What you need to do =
Pictures do not belong in the copy; restate the records below word for word.

(App and web page records)
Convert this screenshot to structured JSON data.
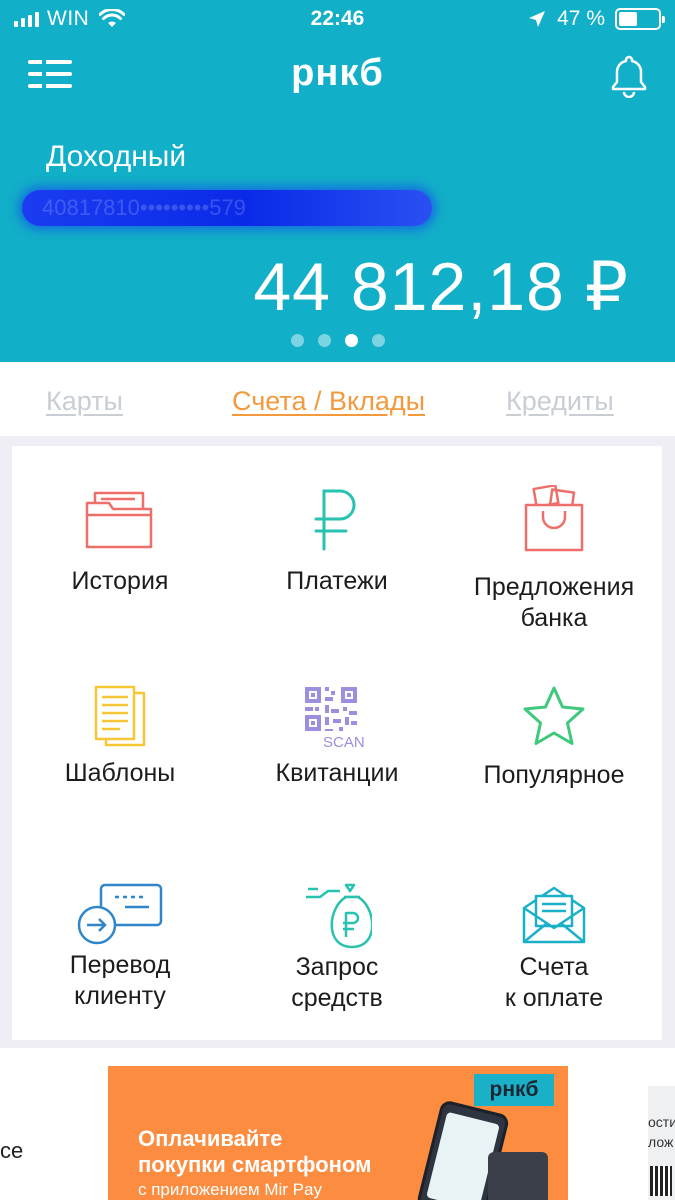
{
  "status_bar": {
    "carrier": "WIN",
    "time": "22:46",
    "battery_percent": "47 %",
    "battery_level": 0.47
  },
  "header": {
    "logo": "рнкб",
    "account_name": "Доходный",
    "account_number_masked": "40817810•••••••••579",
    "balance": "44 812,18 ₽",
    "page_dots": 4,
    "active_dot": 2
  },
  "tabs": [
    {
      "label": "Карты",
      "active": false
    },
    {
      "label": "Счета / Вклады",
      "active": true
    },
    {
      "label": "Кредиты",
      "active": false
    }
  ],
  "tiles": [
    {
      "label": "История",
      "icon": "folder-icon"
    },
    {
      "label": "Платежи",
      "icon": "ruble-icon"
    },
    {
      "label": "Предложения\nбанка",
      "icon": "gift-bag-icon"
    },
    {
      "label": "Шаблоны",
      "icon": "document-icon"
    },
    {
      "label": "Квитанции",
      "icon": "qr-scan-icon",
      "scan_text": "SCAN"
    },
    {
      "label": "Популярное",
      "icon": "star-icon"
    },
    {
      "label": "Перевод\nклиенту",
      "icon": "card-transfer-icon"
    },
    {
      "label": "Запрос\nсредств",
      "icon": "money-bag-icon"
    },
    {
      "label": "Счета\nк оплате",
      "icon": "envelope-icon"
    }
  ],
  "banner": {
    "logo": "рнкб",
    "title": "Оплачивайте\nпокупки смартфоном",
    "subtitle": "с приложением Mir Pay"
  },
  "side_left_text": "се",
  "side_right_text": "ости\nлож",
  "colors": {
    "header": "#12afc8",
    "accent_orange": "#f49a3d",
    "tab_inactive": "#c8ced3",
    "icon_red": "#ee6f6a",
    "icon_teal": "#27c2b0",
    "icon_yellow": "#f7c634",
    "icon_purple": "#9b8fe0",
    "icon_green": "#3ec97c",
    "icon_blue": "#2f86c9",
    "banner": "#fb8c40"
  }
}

Your response =
Convert this screenshot to structured JSON data.
{
  "status_bar": {
    "carrier": "WIN",
    "time": "22:46",
    "battery_percent": "47 %",
    "battery_level": 0.47
  },
  "header": {
    "logo": "рнкб",
    "account_name": "Доходный",
    "account_number_masked": "40817810•••••••••579",
    "balance": "44 812,18 ₽",
    "page_dots": 4,
    "active_dot": 2
  },
  "tabs": [
    {
      "label": "Карты",
      "active": false
    },
    {
      "label": "Счета / Вклады",
      "active": true
    },
    {
      "label": "Кредиты",
      "active": false
    }
  ],
  "tiles": [
    {
      "label": "История",
      "icon": "folder-icon"
    },
    {
      "label": "Платежи",
      "icon": "ruble-icon"
    },
    {
      "label": "Предложения\nбанка",
      "icon": "gift-bag-icon"
    },
    {
      "label": "Шаблоны",
      "icon": "document-icon"
    },
    {
      "label": "Квитанции",
      "icon": "qr-scan-icon",
      "scan_text": "SCAN"
    },
    {
      "label": "Популярное",
      "icon": "star-icon"
    },
    {
      "label": "Перевод\nклиенту",
      "icon": "card-transfer-icon"
    },
    {
      "label": "Запрос\nсредств",
      "icon": "money-bag-icon"
    },
    {
      "label": "Счета\nк оплате",
      "icon": "envelope-icon"
    }
  ],
  "banner": {
    "logo": "рнкб",
    "title": "Оплачивайте\nпокупки смартфоном",
    "subtitle": "с приложением Mir Pay"
  },
  "side_left_text": "се",
  "side_right_text": "ости\nлож",
  "colors": {
    "header": "#12afc8",
    "accent_orange": "#f49a3d",
    "tab_inactive": "#c8ced3",
    "icon_red": "#ee6f6a",
    "icon_teal": "#27c2b0",
    "icon_yellow": "#f7c634",
    "icon_purple": "#9b8fe0",
    "icon_green": "#3ec97c",
    "icon_blue": "#2f86c9",
    "banner": "#fb8c40"
  }
}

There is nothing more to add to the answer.